Gov. Corbett was swept into office with a pledge of fiscal discipline, limited government, and no tax increases. He faces billions of dollars in deficits, pension liabilities, and loan repayments.
Corbett is clearly looking for savings in public education, which is the largest expense at both the state and local levels, and which reaped substantially increased state subsidies under the Rendell administration. The new governor believes competition and choice will improve the quality and efficiency of education, and the state Senate has already scheduled hearings on a bill to provide state vouchers for students in failing public schools.
But those are long-term endeavors, and the governor needs to cut costs now. A great place to start is eliminating the wasteful state school-construction program called PlanCon. Each year, Pennsylvania school districts spend more than a billion dollars on school construction, with hundreds of millions reimbursed by the state. The subsidy depends on the wealth of the district, but some districts receive 25 percent or more of construction costs.
In theory, PlanCon encourages school districts to build and maintain top-quality facilities. In practice, PlanCon rewards districts for abandoning or demolishing perfectly good buildings and replacing them with lavish facilities that do little to improve learning but take decades to pay off.
Moreover, many of these projects exacerbate a decades-long trend of closing neighborhood schools and replacing them with large consolidated schools to which all students must be bused. Statewide, school busing now costs $1.2 billion annually — half of it subsidized by the state — and riding rather than walking contributes to childhood obesity. Meanwhile, the loss of nearby schools accelerates the decline of older neighborhoods.
Even when existing schools are retained, PlanCon adds unnecessary millions to construction costs by requiring that schools be completely renovated — a process known as “shut it and gut it.” The state provides no subsidies for ongoing maintenance such as replacing a roof, installing new wiring, or replacing plumbing and heating systems. Instead, PlanCon provides an incentive for school districts to let buildings deteriorate so badly that reconstruction or replacement — subsidized by the state — seems necessary.
Consider the 850-student Morrisville School District in Bucks County, which until recently had two elementary schools and an intermediate-high school. The buildings had all been terribly neglected, and the district’s architect recommended replacing all three with a new K-12 building costing $35 million.
The proposed building became a political issue, and incumbents favoring the new school were voted out of office. By making better use of existing space, the newly elected board was able to close one elementary school by enlarging the other school with eight modulars, which it hopes to gradually eliminate. Rather than gutting either of its two remaining schools, Morrisville simply replaced the heating systems, windows, much of the wiring and plumbing, and some ceiling and floor tiles. The elementary school was air-conditioned, as were selected areas of the intermediate-senior high school.
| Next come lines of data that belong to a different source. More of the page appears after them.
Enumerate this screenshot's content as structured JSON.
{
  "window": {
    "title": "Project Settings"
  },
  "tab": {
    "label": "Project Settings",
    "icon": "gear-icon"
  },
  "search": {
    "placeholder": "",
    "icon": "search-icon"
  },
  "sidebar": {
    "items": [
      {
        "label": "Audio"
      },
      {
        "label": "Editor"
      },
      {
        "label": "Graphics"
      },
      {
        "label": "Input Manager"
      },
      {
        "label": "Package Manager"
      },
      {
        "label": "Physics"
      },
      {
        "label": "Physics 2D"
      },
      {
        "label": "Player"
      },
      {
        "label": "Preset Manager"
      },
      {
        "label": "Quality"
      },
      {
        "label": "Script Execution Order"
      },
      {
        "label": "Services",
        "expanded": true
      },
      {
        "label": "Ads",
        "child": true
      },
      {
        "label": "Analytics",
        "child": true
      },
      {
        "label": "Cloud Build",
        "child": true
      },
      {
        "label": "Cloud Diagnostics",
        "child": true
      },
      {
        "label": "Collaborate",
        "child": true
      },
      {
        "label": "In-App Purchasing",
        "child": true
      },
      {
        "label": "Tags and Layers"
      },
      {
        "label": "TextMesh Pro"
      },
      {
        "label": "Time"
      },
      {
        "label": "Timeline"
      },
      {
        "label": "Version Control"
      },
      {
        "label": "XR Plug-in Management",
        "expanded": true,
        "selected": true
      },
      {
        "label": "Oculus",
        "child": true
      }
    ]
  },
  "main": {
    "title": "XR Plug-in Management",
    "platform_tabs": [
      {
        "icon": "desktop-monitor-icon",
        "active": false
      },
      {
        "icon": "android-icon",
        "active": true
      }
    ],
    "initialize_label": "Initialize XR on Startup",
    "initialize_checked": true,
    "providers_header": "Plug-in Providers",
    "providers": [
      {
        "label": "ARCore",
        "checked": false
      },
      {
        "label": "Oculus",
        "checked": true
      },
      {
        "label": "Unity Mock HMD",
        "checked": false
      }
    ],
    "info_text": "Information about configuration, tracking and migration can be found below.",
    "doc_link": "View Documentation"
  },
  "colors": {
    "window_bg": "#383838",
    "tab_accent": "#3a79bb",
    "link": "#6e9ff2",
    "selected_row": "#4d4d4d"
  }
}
Morrisville has now extended the life of two schools for at least 20 years, and greatly increased their energy efficiency, at a cost of $8 million — a quarter of the price of the proposed new school. Both schools are within walking distance of their students.
The state provided no subsidy toward Morrisville’s thrifty solution. Had Morrisville opted to build the $35 million school, however, the state would have provided $5 million toward the project.
Schools are typically among the most solidly constructed buildings in any community. Despite evolving technologies, the way we arrange our classrooms, hallways, gymnasiums, and auditoriums hasn’t fundamentally changed. In fact, architectural fads like the “open plan” schools of the 1970s are the most likely to become obsolete. Building green? The “greenest” school is the one that’s already been built.
Yet many school administrators contend that new construction is necessary to provide a 21st-century education. Unfortunately, school boards rarely have the knowledge or confidence to challenge architects and administrators who push for elaborate projects, and big-spending districts continually raise the bar for everyone else. Ironically, many older buildings that are closed as inadequate are then sold and converted into private or charter schools.
PlanCon reinforces the conventional wisdom that newer and bigger facilities are essential to a quality education. They aren’t. By abolishing PlanCon, Corbett can send a powerful message that we have entered an era of limited resources. We must make better use of what we have.
Thomas Hylton is author of Save Our Land, Save Our Towns; host of the public television documentary, Saving Pennsylvania; and a member of the Pottstown school board. E-mail him at firstname.lastname@example.org.